As for “the gap”, that’s the kind of thing that has to be observed over time, not year to year. Over time, Switzerland closed the gap and is now a medal contender, with Germany approaching that territory as well. Every country has a different program and some progress for a while and then spin their wheels for a time or even regress. I don’t think there’s a singular gap but many gaps. 

AP: In Tampere, we’ve seen individual games where underdogs have landed a few blows: Austria against the Czechs, most obviously, also Austria against USA and Latvia’s narrow loss to Finland. You might even make a case for GB’s fightback to take Norway to a shoot-out.

What we’ve not seen is much evidence of the emerging teams maintaining that kind of performance through the whole tournament – or at times even through a whole game. It’s not until nations can pick up points, rather than “plucky” pats on the head, that we can talk about gaps closing. Switzerland and Germany look to be doing this, but I’m not sure we saw anything comparable in Group B.

Who will win the Tampere QFs?

DO’B: You can read above what I said about do-or-die games. Having said that, Finland is the favourite over Slovakia. Sweden against Canada is tougher to call, partly because I haven’t seen much of Canada this year. I’ll say Sweden but we all remember what Canada did last year after an underwhelming group stage. 

AP: I’m fairly confident for Finland against Slovakia. Defensively, the Finns have been a class apart here and while I’m excited to get a look at the young Slovakian forwards in person, I don’t think they’ll have enough to upset the odds. On paper, Sweden-Canada is a tougher call. That said, the Canadians’ results in the group stage have not been anything out of the ordinary so it’s hard to say whether Claude Julien has a genuine contender, or whether we're expecting a tight game because of the history and reputation of the two nations.

Any surprises about the teams that were relegated?

AP: Ultimately, no. Before the tournament started, most would have identified Italy and Great Britain as two teams in serious danger of demotion.
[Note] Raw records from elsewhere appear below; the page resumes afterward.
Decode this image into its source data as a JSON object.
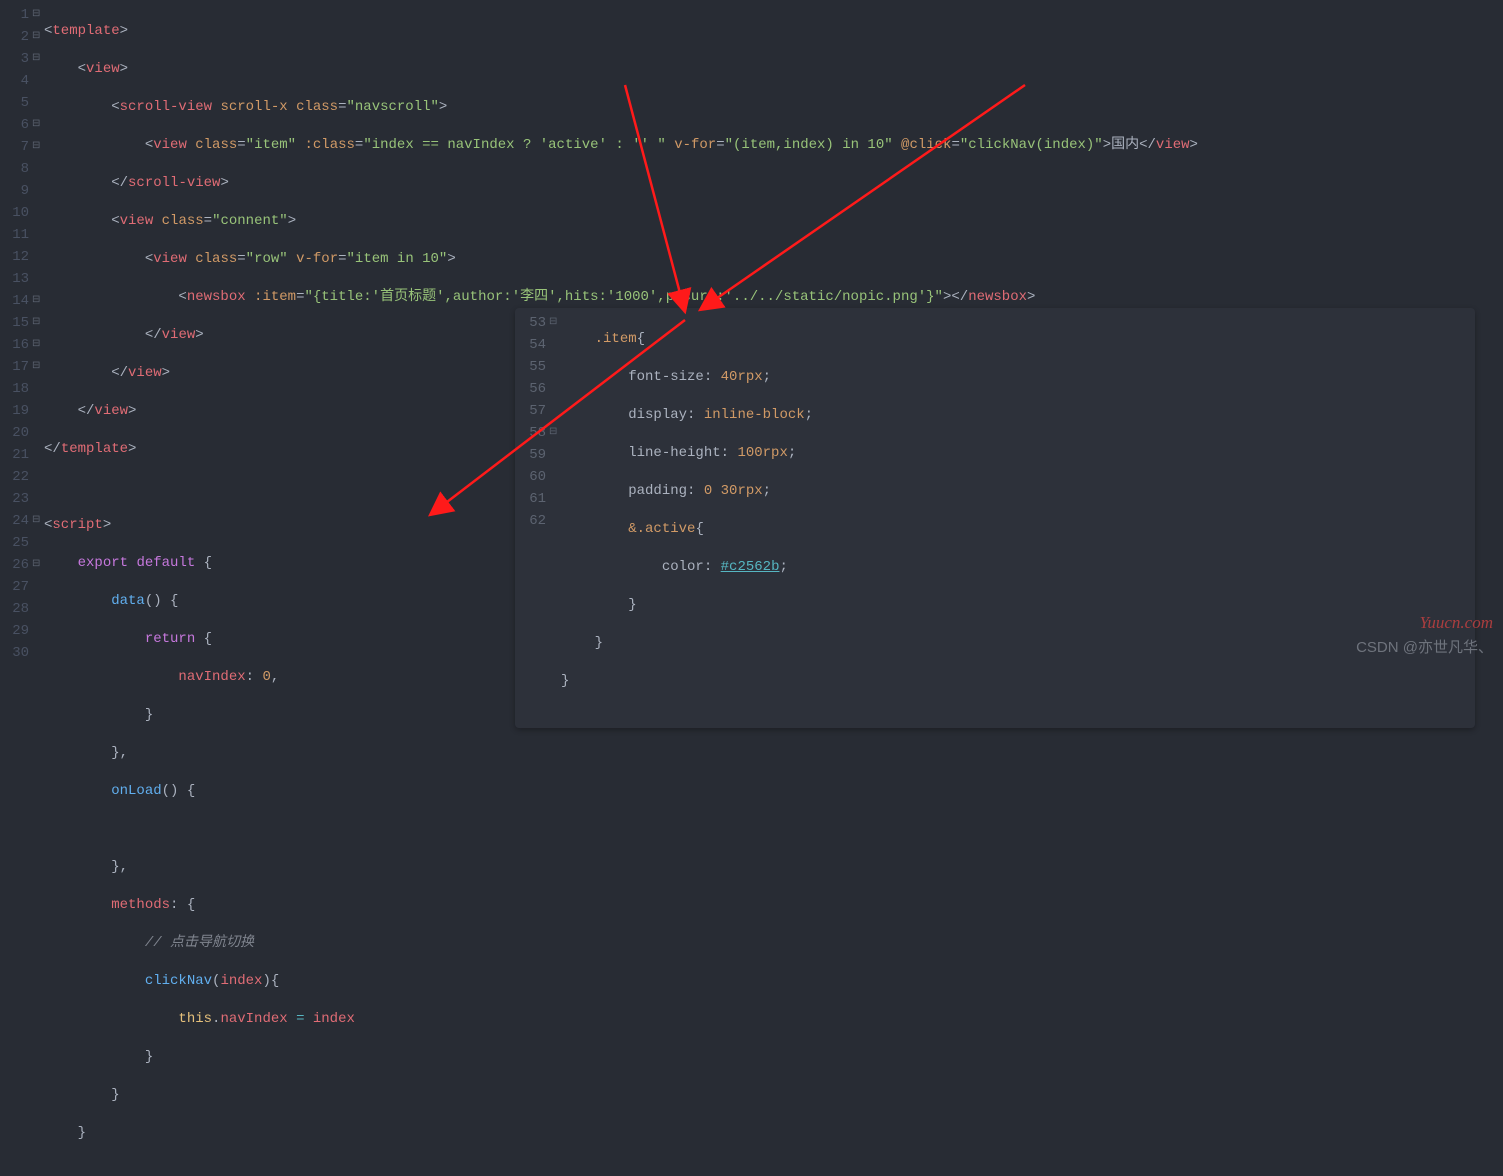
{
  "main_gutter": [
    {
      "n": "1",
      "fold": "⊟"
    },
    {
      "n": "2",
      "fold": "⊟"
    },
    {
      "n": "3",
      "fold": "⊟"
    },
    {
      "n": "4",
      "fold": ""
    },
    {
      "n": "5",
      "fold": ""
    },
    {
      "n": "6",
      "fold": "⊟"
    },
    {
      "n": "7",
      "fold": "⊟"
    },
    {
      "n": "8",
      "fold": ""
    },
    {
      "n": "9",
      "fold": ""
    },
    {
      "n": "10",
      "fold": ""
    },
    {
      "n": "11",
      "fold": ""
    },
    {
      "n": "12",
      "fold": ""
    },
    {
      "n": "13",
      "fold": ""
    },
    {
      "n": "14",
      "fold": "⊟"
    },
    {
      "n": "15",
      "fold": "⊟"
    },
    {
      "n": "16",
      "fold": "⊟"
    },
    {
      "n": "17",
      "fold": "⊟"
    },
    {
      "n": "18",
      "fold": ""
    },
    {
      "n": "19",
      "fold": ""
    },
    {
      "n": "20",
      "fold": ""
    },
    {
      "n": "21",
      "fold": ""
    },
    {
      "n": "22",
      "fold": ""
    },
    {
      "n": "23",
      "fold": ""
    },
    {
      "n": "24",
      "fold": "⊟"
    },
    {
      "n": "25",
      "fold": ""
    },
    {
      "n": "26",
      "fold": "⊟"
    },
    {
      "n": "27",
      "fold": ""
    },
    {
      "n": "28",
      "fold": ""
    },
    {
      "n": "29",
      "fold": ""
    },
    {
      "n": "30",
      "fold": ""
    }
  ],
  "panel_gutter": [
    {
      "n": "53",
      "fold": "⊟"
    },
    {
      "n": "54",
      "fold": ""
    },
    {
      "n": "55",
      "fold": ""
    },
    {
      "n": "56",
      "fold": ""
    },
    {
      "n": "57",
      "fold": ""
    },
    {
      "n": "58",
      "fold": "⊟"
    },
    {
      "n": "59",
      "fold": ""
    },
    {
      "n": "60",
      "fold": ""
    },
    {
      "n": "61",
      "fold": ""
    },
    {
      "n": "62",
      "fold": ""
    }
  ],
  "txt": {
    "template_o": "template",
    "template_c": "template",
    "view": "view",
    "scroll_view": "scroll-view",
    "newsbox": "newsbox",
    "script": "script",
    "scroll_x": "scroll-x",
    "class": "class",
    "dyn_class": ":class",
    "v_for": "v-for",
    "at_click": "@click",
    "dyn_item": ":item",
    "navscroll": "\"navscroll\"",
    "item": "\"item\"",
    "connent": "\"connent\"",
    "row": "\"row\"",
    "class_expr": "\"index == navIndex ? 'active' : '' \"",
    "vfor_expr": "\"(item,index) in 10\"",
    "click_expr": "\"clickNav(index)\"",
    "vfor_item": "\"item in 10\"",
    "newsbox_item": "\"{title:'首页标题',author:'李四',hits:'1000',picurl:'../../static/nopic.png'}\"",
    "guonei": "国内",
    "export": "export",
    "default": "default",
    "return": "return",
    "this": "this",
    "data": "data",
    "onLoad": "onLoad",
    "methods": "methods",
    "clickNav": "clickNav",
    "navIndex": "navIndex",
    "index": "index",
    "zero": "0",
    "comment": "// 点击导航切换",
    "sel_item": ".item",
    "sel_active": "&.active",
    "font_size": "font-size",
    "v40rpx": "40rpx",
    "display": "display",
    "inline_block": "inline-block",
    "line_height": "line-height",
    "v100rpx": "100rpx",
    "padding": "padding",
    "v0": "0",
    "v30rpx": "30rpx",
    "color": "color",
    "hex": "#c2562b"
  },
  "watermark": {
    "site": "Yuucn.com",
    "csdn": "CSDN @亦世凡华、"
  }
}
And that’s how it played out. Given that these were the teams that scored fewest goals and allowed most, it’s hard to argue with the final standings.

DO’B: Agreed, no. In Tampere, in our respective previews of Austria and Great Britain, we both identified that last game of the group stage as the game that would decide it and I don’t think that was due to any particular brilliance on our part. Almost anybody would have and even the players throughout the tournament referred to it. And, despite some impressive showings by Austria throughout, it did indeed come down to the third period of that game. Similarly, down in Helsinki, if I’d been told ahead of time that Kazakhstan would win its last game to relegate Italy, it wouldn’t have shocked me.